An AC generator, often referred to as an alternator, is designed to produce alternating current (AC) electricity. In an AC generator, the voltage and current produced periodically reverse direction, typically following a sinusoidal waveform. This alternating current is suitable for most household and industrial applications because it can easily be transformed to different voltages and transmitted over long distances with minimal loss.

AC generators are commonly used in power plants, automobiles (via alternators), and various electrical machinery where AC power is required.

DC generators, on the other hand, produce direct current (DC) electricity where the voltage and current flow continuously in one direction. DC generators were historically used before the widespread adoption of AC power systems and are still used in applications requiring stable, unidirectional current such as battery charging, electroplating, and some specialized industrial processes.

DC generators typically require commutation mechanisms to convert the alternating current induced in the armature windings into direct current at the output terminals.

The difference between AC and DC lies primarily in the direction of current flow and the nature of voltage variation over time.
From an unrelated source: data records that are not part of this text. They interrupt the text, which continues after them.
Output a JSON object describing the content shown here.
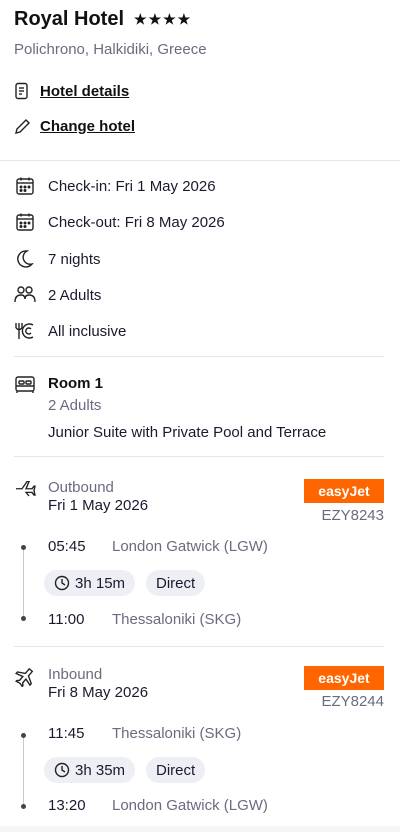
{
  "hotel": {
    "name": "Royal Hotel",
    "stars": "★★★★",
    "location": "Polichrono, Halkidiki, Greece",
    "details_link": "Hotel details",
    "change_link": "Change hotel"
  },
  "stay": {
    "check_in": "Check-in: Fri 1 May 2026",
    "check_out": "Check-out: Fri 8 May 2026",
    "nights": "7 nights",
    "guests": "2 Adults",
    "board": "All inclusive"
  },
  "room": {
    "title": "Room 1",
    "guests": "2 Adults",
    "type": "Junior Suite with Private Pool and Terrace"
  },
  "outbound": {
    "label": "Outbound",
    "date": "Fri 1 May 2026",
    "airline": "easyJet",
    "flight_no": "EZY8243",
    "depart_time": "05:45",
    "depart_airport": "London Gatwick (LGW)",
    "duration": "3h 15m",
    "stops": "Direct",
    "arrive_time": "11:00",
    "arrive_airport": "Thessaloniki (SKG)"
  },
  "inbound": {
    "label": "Inbound",
    "date": "Fri 8 May 2026",
    "airline": "easyJet",
    "flight_no": "EZY8244",
    "depart_time": "11:45",
    "depart_airport": "Thessaloniki (SKG)",
    "duration": "3h 35m",
    "stops": "Direct",
    "arrive_time": "13:20",
    "arrive_airport": "London Gatwick (LGW)"
  },
  "colors": {
    "airline_brand": "#ff6600",
    "chip_bg": "#eeeef5",
    "muted_text": "#6b6b80"
  }
}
In AC (alternating current), the direction of current flow reverses periodically, typically at a frequency of 50 Hz or 60 Hz depending on the region. This periodic reversal results in a sinusoidal waveform where the voltage and current alternate between positive and negative values.

AC is suitable for efficient power transmission over long distances and for powering devices that require variable voltage and frequency inputs.

DC (direct current), in contrast, maintains a constant flow of current in one direction without reversing polarity.

The voltage remains constant over time, providing stable power for devices that require consistent voltage levels. DC is commonly used in battery-operated devices, electronic circuits, and applications where precise control over voltage and current direction is essential.

Unlike AC, DC is not typically used for long-distance power transmission due to higher energy losses over extended distances.

The full form of AC generator is “Alternating Current generator.” This term specifically refers to machines or devices that convert mechanical energy into alternating current electrical energy. AC generators are essential components in electrical power generation systems, where they play a crucial role in producing the electricity that powers homes, businesses, and industries worldwide.

The ability of AC generators to produce alternating current facilitates efficient distribution and utilization of electrical power across various applications, making them indispensable in modern electrical infrastructure.